Why Products You Buy Don’t Last

Remington, one the oldest names in the outdoor industry is going bankrupt. This might seem odd because gun makers sold a ton of guns and ammo during the Obama presidency and stocks in that industry did exceptionally well.

Some of you know I write articles for outdoor magazines as a hobby, so I have some good connections there. What I’m hearing is that Remington is going under because over the last couple decades it kept lowering the quality of its product.

One of the things that drives me nuts is that coffee makers and lawn trimmers and such seem to have a life that is continually getting shorter. Our Keurig has to be “spanked” after not very long or it gets gunked up and pours small cups. Our SS electric can opener broke after a year because the critical part was plastic. My power landscaping tools lasted a few years, but I have learned which brands to buy. You feel like when you get 5 years out of a product you did well. That’s sad.

You and I have seen this movie before. It was called Wall Street.

The business of Wall St. that buys out companies it feels are making too little profit and “turns them around” falls under private equity and it is prospering today like never before. Gordon Gecko lives.

The way it typically works is that a private equity firm like Cerberus, KKR, Apollo or Blackstone raises a lot of money by promising investors big returns. The sooner they can realize those profits, the more money the buyout fund general partner can raise and the more fees it can earn.

Here’s how they do that on companies that are already trading on the stock exchanges.

First, they buy enough of the company’s stock to get control. Quickly, they pay themselves back by having the company take on debt, often a lot of debt. So, they love to buy companies that have been reluctant to take on debt before. Since debt payments increase the company’s expenses and lowers profit, they next execute their plan to cut costs,” make the company lean,” i.e. efficient.

That means selling off “underperforming” divisions that don’t generate much cash, which may be the ones in which management has been investing for future growth. Then they cut costs by laying off employees, by moving production overseas, by lowering the cost of the products in any other way they can, like making the candy bar smaller, replacing metal with plastic, maybe by raising machining tolerances to reject fewer parts. If they cut costs enough, they may even lower prices to get more sales.

The consumer, not knowing what is going on behind the scenes, loves it. “Man, you mean I get can get a Remington for that price? I’m buying. What a deal!”
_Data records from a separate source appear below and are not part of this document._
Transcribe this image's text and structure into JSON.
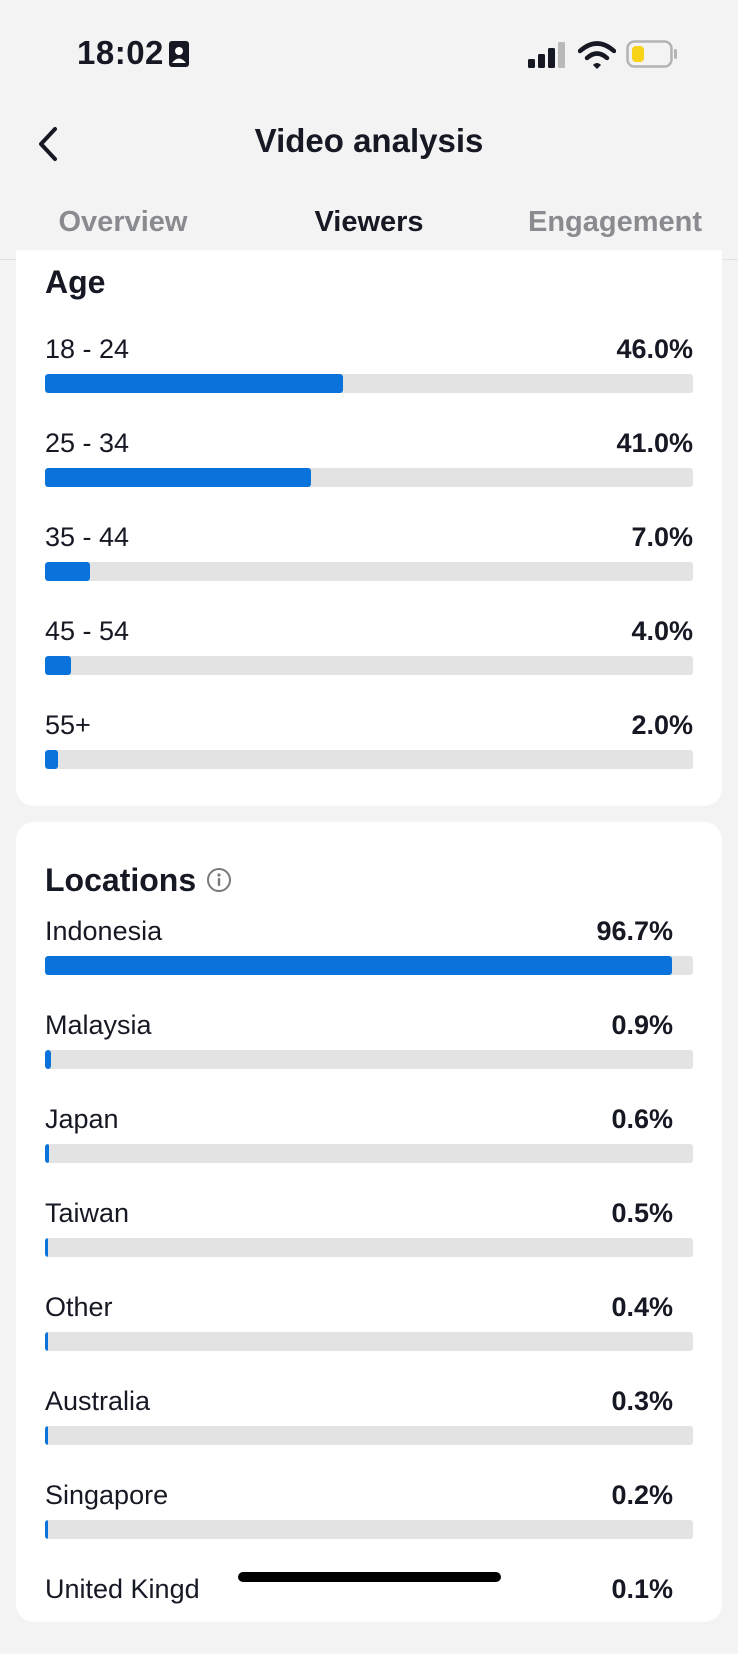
{
  "status_bar": {
    "time": "18:02"
  },
  "header": {
    "title": "Video analysis"
  },
  "tabs": [
    {
      "label": "Overview",
      "active": false
    },
    {
      "label": "Viewers",
      "active": true
    },
    {
      "label": "Engagement",
      "active": false
    }
  ],
  "age": {
    "heading": "Age",
    "rows": [
      {
        "label": "18 - 24",
        "value": "46.0%",
        "fraction": 0.46
      },
      {
        "label": "25 - 34",
        "value": "41.0%",
        "fraction": 0.41
      },
      {
        "label": "35 - 44",
        "value": "7.0%",
        "fraction": 0.07
      },
      {
        "label": "45 - 54",
        "value": "4.0%",
        "fraction": 0.04
      },
      {
        "label": "55+",
        "value": "2.0%",
        "fraction": 0.02
      }
    ]
  },
  "locations": {
    "heading": "Locations",
    "rows": [
      {
        "label": "Indonesia",
        "value": "96.7%",
        "fraction": 0.967
      },
      {
        "label": "Malaysia",
        "value": "0.9%",
        "fraction": 0.009
      },
      {
        "label": "Japan",
        "value": "0.6%",
        "fraction": 0.006
      },
      {
        "label": "Taiwan",
        "value": "0.5%",
        "fraction": 0.005
      },
      {
        "label": "Other",
        "value": "0.4%",
        "fraction": 0.004
      },
      {
        "label": "Australia",
        "value": "0.3%",
        "fraction": 0.003
      },
      {
        "label": "Singapore",
        "value": "0.2%",
        "fraction": 0.002
      },
      {
        "label": "United Kingd",
        "value": "0.1%",
        "fraction": 0.001
      }
    ]
  },
  "colors": {
    "accent": "#0a73db",
    "track": "#e3e3e3",
    "background": "#f3f3f3"
  },
  "icons": {
    "back": "chevron-left-icon",
    "info": "info-icon",
    "signal": "signal-icon",
    "wifi": "wifi-icon",
    "battery": "battery-icon",
    "badge": "id-badge-icon"
  }
}
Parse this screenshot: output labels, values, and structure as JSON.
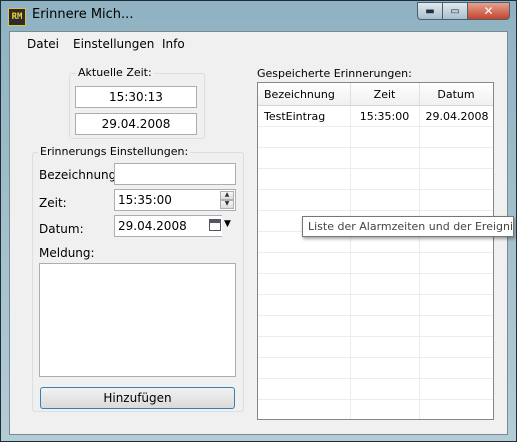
{
  "window": {
    "title": "Erinnere Mich...",
    "icon_text": "RM",
    "min_symbol": "▬",
    "max_symbol": "▭",
    "close_symbol": "✕"
  },
  "menu": [
    {
      "label": "Datei"
    },
    {
      "label": "Einstellungen"
    },
    {
      "label": "Info"
    }
  ],
  "current_time": {
    "group_label": "Aktuelle Zeit:",
    "time": "15:30:13",
    "date": "29.04.2008"
  },
  "settings": {
    "group_label": "Erinnerungs Einstellungen:",
    "name_label": "Bezeichnung:",
    "name_value": "",
    "time_label": "Zeit:",
    "time_value": "15:35:00",
    "date_label": "Datum:",
    "date_value": "29.04.2008",
    "message_label": "Meldung:",
    "message_value": "",
    "add_button": "Hinzufügen"
  },
  "saved": {
    "label": "Gespeicherte Erinnerungen:",
    "columns": [
      "Bezeichnung",
      "Zeit",
      "Datum"
    ],
    "rows": [
      [
        "TestEintrag",
        "15:35:00",
        "29.04.2008"
      ]
    ]
  },
  "tooltip": "Liste der Alarmzeiten und der Ereignisse"
}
Because the company has taken on debt, called “leveraging up,” when costs start going down because of these “greater efficiencies” the reported quarterly profits soar and start beating expectations, the value of the company in Wall Street’s eyes goes up because of how fast profits are increasing. “They really turned that old company around.” The private equity firm then sells the shares they bought for a large profit, having “improved” the company. A lot of the profits go to the partners in the buyout fund and they do it all over again. They have cost people their jobs, given us all lower quality products, saddled a low-debt company with a lot of debt, started “monetizing” the company’s reputation (essentially selling it as they lower product quality to get more sales at lower prices before consumers adjust their perception of the brand’s falling quality). All for short term profits.

That’s the worst case. In other cases, they may actually improve truly mismanaged companies. And a big part of private equity ($700 billion out of $1.7 trillion) is still to buy companies that have not yet issued publicly traded stock, including young, innovative tech firms that may become the tech giants of tomorrow, e.g. Google and Facebook. I’m talking about when the firms buy out already publicly traded companies.
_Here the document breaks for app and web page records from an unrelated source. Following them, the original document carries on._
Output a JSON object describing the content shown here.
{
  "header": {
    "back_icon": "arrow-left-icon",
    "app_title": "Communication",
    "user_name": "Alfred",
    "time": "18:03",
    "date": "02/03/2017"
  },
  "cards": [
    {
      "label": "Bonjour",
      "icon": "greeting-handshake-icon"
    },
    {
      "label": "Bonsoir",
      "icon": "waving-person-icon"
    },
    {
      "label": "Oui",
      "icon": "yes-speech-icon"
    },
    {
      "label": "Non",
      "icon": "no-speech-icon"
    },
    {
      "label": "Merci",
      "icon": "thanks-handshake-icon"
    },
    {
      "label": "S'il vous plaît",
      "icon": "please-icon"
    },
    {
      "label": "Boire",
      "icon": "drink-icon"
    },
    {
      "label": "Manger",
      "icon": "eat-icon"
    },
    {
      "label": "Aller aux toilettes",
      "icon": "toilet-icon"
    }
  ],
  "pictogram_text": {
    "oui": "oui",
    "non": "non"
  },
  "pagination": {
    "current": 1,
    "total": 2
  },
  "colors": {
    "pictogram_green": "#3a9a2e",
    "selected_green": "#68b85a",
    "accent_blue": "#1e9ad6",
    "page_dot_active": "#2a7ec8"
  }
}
Here’s what most people don’t know and what concerns me – how much of America they own. Amazon is the 2nd biggest employer in the U.S. with 540,000 employees worldwide. But, buyout firm KKR currently owns companies with total employment of 650,000. The only company with more is WalMart, the retailer of many of these cheaper products.

Buying out companies is now a $1 trillion industry and has become the majority of what private equity firms do as opposed to taking promising companies public. And because it is so profitable, the money keeps pouring in. Apollo just raised the largest pool of money for doing buyouts ever – $25 billion in just one partnership.

So, expect more products with lowered costs. As a whole, America has turned from how it built its dominance in industry, by innovation and high quality and for the most part narrowed that to one area – technology. I might make exceptions for aircraft, vehicles and medical products, including pharmaceuticals. Much of the rest of what we buy is becoming junk. That’s why the majority of individual stocks I buy for clients are in tech and health care.

What companies can you name that are unflinching in their commitment to quality? What companies do you know that are making exceptional products and are not aggressively raising prices?